There have been months of rumors regarding the next iPhone, dubbed the "iPhone 6" by bloggers and the media. Increasingly the rumors are coming from reliable sources, and some are now being supported by leaked images. Here's a roundup of what the rumors are saying.
Yesterday Apple forecast revenue of $37–40 billion for the September quarter. That compares to their record revenue of 37.4 billion in the just-ended June quarter. The forecast was lower than many analysts were expecting. And since everyone is expecting Apple to sell a huge number of iPhone 6 units when it launches, that forecast suggests the iPhone 6 will arrive no sooner than late September. The betting right now is on September 26 as the launch date. That would still be in September, thereby boosting revenues the last few days of the month, but not early enough to push anticipated revenue over $40 billion.
If there's any doubt that the iPhone 6 is generating excitement, that's put to rest by the fact that Chinese online sellers on the Alibaba website have already begun taking preorders for the phone. What other phone would start selling even before it's announced?
Apple will be releasing their June quarterly earnings report tomorrow after the market closes, and will be answering questions from investors.
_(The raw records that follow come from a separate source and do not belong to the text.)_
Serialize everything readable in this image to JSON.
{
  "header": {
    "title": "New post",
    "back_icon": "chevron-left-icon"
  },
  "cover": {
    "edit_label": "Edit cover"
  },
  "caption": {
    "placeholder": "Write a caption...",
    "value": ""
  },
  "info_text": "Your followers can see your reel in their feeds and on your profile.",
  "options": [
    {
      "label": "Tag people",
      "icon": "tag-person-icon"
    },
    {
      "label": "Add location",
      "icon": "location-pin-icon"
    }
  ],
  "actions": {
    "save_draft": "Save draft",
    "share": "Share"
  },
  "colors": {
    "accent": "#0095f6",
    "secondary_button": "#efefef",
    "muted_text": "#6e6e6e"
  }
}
Of course, investors are eager to know how Apple did, and expectations for this quarter are fairly high. But even more important for many is the guidance Apple will give regarding the September quarter. Wall Street always wants to know not only how Apple did, but how it expects to do in the coming quarter. And if, as everyone is expecting, Apple begins selling the iPhone 6 in September, that will certainly affect Apple's earnings forecast for the September quarter. So Apple's guidance should give a clue regarding what we'll see and when. Of course, Apple never explicitly says what's coming. If the guidance is especially high, it could mean we'll get something in addition to the iPhone 6 before the end of September.
Apple's main competitor these days seems not to be other phones but rather the high expectations created by the rumor mill. I'm among those who've stoked the expectation for a sapphire display on the iPhone 6. But the latest scratch test of an alleged iPhone 6 front panel reveals that it's not pure sapphire but likely has a sapphire composite laminate on the display. As the test shows, it's definitely harder and more scratch-resistant than Gorilla Glass but not as hard as the pure sapphire used in the Home button. Marques Brownlee, whose earlier scratch-test video I covered in this post, explains in his newest video (embedded below) the Mohs scale of mineral hardness. Minerals are rated on a scale of 1 to 10, with diamond being the hardest at 10. Simply, any mineral on the scale can scratch minerals rated below it but not anything rated above it. Gorilla Glass comes in at 6.8 on the scale. Sapphire is 9. The only thing that should be able to scratch sapphire should be diamond. But in his test he shows how both garnet sandpaper (rated 7) and emery sandpaper (rated 8) can scratch the iPhone 6 front panel, suggesting it's not pure sapphire.
Two rumors courtesy of a report in Taiwan's Economic News Daily indicate that Apple is ramping up to begin production of the iPhone 6. According to the report, mass production of the 4.7-inch phone will begin this month (specifically, the third week of July), with mass production of the 5.5-inch phone expected to begin in August.